**TASK TO CARRY OUT:** What is the number of lines in the data below that contain "before"? Answer with that number and no other words.

= = =

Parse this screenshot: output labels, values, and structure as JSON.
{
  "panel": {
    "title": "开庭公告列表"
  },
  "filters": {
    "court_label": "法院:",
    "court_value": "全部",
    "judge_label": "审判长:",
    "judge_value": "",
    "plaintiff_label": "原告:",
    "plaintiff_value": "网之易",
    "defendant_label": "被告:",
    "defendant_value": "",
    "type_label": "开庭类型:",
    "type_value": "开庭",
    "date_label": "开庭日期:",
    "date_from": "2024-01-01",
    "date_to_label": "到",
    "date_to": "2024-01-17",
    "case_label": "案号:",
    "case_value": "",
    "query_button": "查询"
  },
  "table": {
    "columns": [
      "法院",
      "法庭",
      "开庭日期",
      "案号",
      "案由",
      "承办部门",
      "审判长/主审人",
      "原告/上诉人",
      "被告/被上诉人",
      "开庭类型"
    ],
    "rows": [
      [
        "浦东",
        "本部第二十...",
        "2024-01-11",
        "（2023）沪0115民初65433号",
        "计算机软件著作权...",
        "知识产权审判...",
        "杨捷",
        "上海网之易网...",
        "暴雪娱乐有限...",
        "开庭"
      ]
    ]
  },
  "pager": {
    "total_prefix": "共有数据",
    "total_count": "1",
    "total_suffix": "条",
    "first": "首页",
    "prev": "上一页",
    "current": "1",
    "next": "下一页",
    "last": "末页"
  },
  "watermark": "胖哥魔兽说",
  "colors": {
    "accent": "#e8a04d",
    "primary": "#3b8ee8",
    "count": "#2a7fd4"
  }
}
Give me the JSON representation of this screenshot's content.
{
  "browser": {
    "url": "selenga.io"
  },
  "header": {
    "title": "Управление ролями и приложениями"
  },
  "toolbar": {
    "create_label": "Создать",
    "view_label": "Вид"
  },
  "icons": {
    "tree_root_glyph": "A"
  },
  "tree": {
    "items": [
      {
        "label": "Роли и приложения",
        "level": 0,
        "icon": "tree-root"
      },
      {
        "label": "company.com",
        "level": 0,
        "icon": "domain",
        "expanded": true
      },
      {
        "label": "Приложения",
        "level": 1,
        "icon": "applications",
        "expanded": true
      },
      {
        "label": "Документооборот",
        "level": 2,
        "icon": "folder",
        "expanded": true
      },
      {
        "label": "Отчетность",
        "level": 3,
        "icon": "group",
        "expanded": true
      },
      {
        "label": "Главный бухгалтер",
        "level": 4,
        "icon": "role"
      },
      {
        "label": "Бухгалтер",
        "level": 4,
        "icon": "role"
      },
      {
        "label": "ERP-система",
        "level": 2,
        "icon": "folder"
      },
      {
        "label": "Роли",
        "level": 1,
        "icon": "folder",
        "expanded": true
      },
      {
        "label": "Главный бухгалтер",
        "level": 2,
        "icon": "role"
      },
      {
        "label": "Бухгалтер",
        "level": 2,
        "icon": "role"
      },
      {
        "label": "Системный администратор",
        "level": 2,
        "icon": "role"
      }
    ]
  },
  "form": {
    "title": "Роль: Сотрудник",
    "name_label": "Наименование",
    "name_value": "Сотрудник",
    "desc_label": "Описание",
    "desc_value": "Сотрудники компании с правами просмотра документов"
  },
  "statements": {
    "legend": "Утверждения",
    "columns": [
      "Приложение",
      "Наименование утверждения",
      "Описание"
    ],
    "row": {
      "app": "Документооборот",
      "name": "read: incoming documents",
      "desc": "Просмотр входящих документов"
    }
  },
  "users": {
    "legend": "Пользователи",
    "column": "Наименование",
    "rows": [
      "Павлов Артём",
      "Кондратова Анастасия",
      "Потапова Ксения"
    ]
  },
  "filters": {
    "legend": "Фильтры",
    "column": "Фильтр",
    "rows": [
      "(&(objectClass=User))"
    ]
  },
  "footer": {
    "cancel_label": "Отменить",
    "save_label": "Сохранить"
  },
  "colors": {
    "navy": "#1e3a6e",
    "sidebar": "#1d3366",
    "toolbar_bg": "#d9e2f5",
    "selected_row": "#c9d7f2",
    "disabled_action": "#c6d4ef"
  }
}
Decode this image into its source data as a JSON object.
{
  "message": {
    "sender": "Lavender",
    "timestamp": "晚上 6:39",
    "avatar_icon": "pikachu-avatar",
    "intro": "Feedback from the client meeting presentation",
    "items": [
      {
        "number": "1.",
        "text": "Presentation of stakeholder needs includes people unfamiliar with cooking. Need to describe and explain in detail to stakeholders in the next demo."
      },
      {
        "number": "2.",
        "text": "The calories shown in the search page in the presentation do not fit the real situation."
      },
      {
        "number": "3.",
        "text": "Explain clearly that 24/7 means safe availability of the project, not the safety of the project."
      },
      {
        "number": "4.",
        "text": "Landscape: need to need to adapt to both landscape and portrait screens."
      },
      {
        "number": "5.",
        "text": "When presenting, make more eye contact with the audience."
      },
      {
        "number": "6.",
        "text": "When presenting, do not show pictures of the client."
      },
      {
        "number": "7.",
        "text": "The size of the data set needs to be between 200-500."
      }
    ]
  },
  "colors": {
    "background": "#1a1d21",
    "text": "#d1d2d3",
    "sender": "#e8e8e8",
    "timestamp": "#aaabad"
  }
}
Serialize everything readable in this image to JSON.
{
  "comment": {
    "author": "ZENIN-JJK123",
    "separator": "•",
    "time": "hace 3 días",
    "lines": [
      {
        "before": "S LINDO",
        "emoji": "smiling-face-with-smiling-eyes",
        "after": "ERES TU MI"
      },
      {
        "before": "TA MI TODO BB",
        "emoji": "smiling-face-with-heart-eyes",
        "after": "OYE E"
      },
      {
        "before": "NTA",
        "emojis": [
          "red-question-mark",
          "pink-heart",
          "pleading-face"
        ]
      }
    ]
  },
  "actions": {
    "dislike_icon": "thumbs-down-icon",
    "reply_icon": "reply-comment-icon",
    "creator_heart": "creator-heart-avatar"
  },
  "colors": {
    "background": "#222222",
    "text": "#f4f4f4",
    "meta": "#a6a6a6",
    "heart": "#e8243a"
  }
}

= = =

**RESULT OF THIS EXERCISE:** 3